◆ What is being asked: The entries below are to be restated exactly, and their images are to be omitted.
*** Block opens ***
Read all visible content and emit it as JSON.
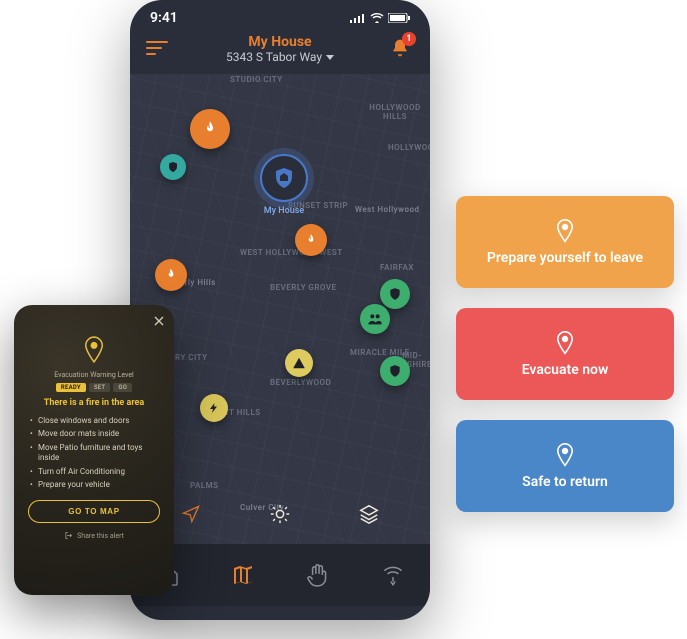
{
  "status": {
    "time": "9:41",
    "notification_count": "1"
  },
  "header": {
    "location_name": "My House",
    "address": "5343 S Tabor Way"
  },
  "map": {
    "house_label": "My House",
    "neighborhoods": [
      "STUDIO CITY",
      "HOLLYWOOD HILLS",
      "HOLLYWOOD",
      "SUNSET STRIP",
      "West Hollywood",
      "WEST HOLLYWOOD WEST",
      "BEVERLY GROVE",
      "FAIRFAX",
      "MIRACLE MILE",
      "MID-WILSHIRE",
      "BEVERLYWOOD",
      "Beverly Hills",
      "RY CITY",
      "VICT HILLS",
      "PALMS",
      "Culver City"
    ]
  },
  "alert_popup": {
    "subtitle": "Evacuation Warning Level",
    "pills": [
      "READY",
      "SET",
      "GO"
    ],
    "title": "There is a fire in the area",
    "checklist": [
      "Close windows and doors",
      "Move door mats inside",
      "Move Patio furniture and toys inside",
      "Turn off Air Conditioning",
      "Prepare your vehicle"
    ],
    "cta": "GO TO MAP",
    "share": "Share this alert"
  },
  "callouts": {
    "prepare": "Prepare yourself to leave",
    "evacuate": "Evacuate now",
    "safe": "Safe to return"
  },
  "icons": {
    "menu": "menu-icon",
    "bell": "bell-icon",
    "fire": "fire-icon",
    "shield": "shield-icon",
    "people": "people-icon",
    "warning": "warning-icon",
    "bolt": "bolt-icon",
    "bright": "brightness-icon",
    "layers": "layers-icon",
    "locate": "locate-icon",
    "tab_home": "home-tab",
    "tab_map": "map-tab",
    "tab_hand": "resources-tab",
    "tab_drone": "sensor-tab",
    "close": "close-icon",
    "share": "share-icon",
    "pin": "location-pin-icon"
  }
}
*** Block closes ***
◆ Written answer:
Read all visible content and emit it as JSON.
{
  "status": {
    "time": "9:41",
    "notification_count": "1"
  },
  "header": {
    "location_name": "My House",
    "address": "5343 S Tabor Way"
  },
  "map": {
    "house_label": "My House",
    "neighborhoods": [
      "STUDIO CITY",
      "HOLLYWOOD HILLS",
      "HOLLYWOOD",
      "SUNSET STRIP",
      "West Hollywood",
      "WEST HOLLYWOOD WEST",
      "BEVERLY GROVE",
      "FAIRFAX",
      "MIRACLE MILE",
      "MID-WILSHIRE",
      "BEVERLYWOOD",
      "Beverly Hills",
      "RY CITY",
      "VICT HILLS",
      "PALMS",
      "Culver City"
    ]
  },
  "alert_popup": {
    "subtitle": "Evacuation Warning Level",
    "pills": [
      "READY",
      "SET",
      "GO"
    ],
    "title": "There is a fire in the area",
    "checklist": [
      "Close windows and doors",
      "Move door mats inside",
      "Move Patio furniture and toys inside",
      "Turn off Air Conditioning",
      "Prepare your vehicle"
    ],
    "cta": "GO TO MAP",
    "share": "Share this alert"
  },
  "callouts": {
    "prepare": "Prepare yourself to leave",
    "evacuate": "Evacuate now",
    "safe": "Safe to return"
  },
  "icons": {
    "menu": "menu-icon",
    "bell": "bell-icon",
    "fire": "fire-icon",
    "shield": "shield-icon",
    "people": "people-icon",
    "warning": "warning-icon",
    "bolt": "bolt-icon",
    "bright": "brightness-icon",
    "layers": "layers-icon",
    "locate": "locate-icon",
    "tab_home": "home-tab",
    "tab_map": "map-tab",
    "tab_hand": "resources-tab",
    "tab_drone": "sensor-tab",
    "close": "close-icon",
    "share": "share-icon",
    "pin": "location-pin-icon"
  }
}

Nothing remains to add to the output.